Recent Talks

Clinical Epidemiology in the Era of the Big Data Revolution: New Opportunities.
Nov 8, 2017 12:00 AM
Ensemble Learning Targeted Maximum Likelihood Estimation, at London.
Oct 15, 2017 12:00 AM



Effect modification and collapsibility when estimating the effect of public health interventions: A Monte-Carlo Simulation comparing classical multivariable regression adjustment versus the G-Formula based on a cancer epidemiology illustration: The American Journal of Public Health series Evaluating Public Health Interventions offers excellent practical guidance to researchers in public health. In the 8 part of the series, a valuable introduction to effect estimation of time-invariant public health interventions was given. The authors of this article suggested that in terms of bias and efficiency there is no advantage of using modern causal inference methods over classical multivariable regression modeling. However, this statement is not always true. Most importantly, both effect modification and collapsibility are important concepts when assessing the validity of using regression for causal effect estimation (

Colliders in Epidemiology: an educational interactive web application

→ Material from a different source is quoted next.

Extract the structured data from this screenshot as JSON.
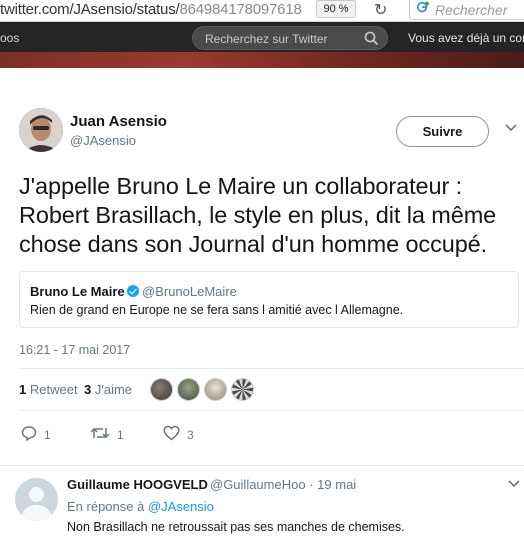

A collider for a certain pair of variables (outcome and exposure) is a third variable that is influenced by both of them. Controlling for, or conditioning the analysis on (i.e., stratification or regression) a collider, can introduce a spurious association between its causes (exposure and outcome) potentially explaining why the medical literature is full of paradoxical findings [6]. In DAG terminology, a collider is the variable in the middle of an inverted fork (i.e., variable W in A -> W <- Y). While this methodological note will not close the vexing gap between correlation and causation, but it will contribute to the increasing awareness and the general understanding of colliders among applied epidemiologists and medical researchers.

Ensemble Learning for Model Prediction in Cancer Epidemiology

To improve model selection and prediction in cancer epidemiology data adaptive ensemble learning methods based on the Super Learner as a method for variable selection via cross-validation are suitable. To selection of the optimal regression algorithm among all weighted combinations of a set of candidate machine learning algorithms the ensemble learning method improves model accuracy and prediction.

Targeted Maximum Likelihood Estimation: A Tutorial for Applied Researchers

TMLE is a semiparametric doubly-robust method for Causal Infernece that enhances correct model specification by allowing flexible estimation using non-parametric machine-learning methods and requires weaker assumptions than its competitors.


cvAUROC is a Stata program that implements k-fold cross-validation for the AUC for a binary outcome after fitting a logistic regression model. Evaluating the predictive performance (AUC) of a set of independent variables using all cases from the original analysis sample tends to result in an overly optimistic estimate of predictive performance. K-fold cross-validation can be used to generate a more realistic estimate of predictive performance.


I am a Distance Learning Module Organizer for the MSc in Epidemiology at the LSHTM and I teach in the following short courses:

Also, I am developing software for teaching and scientific interests: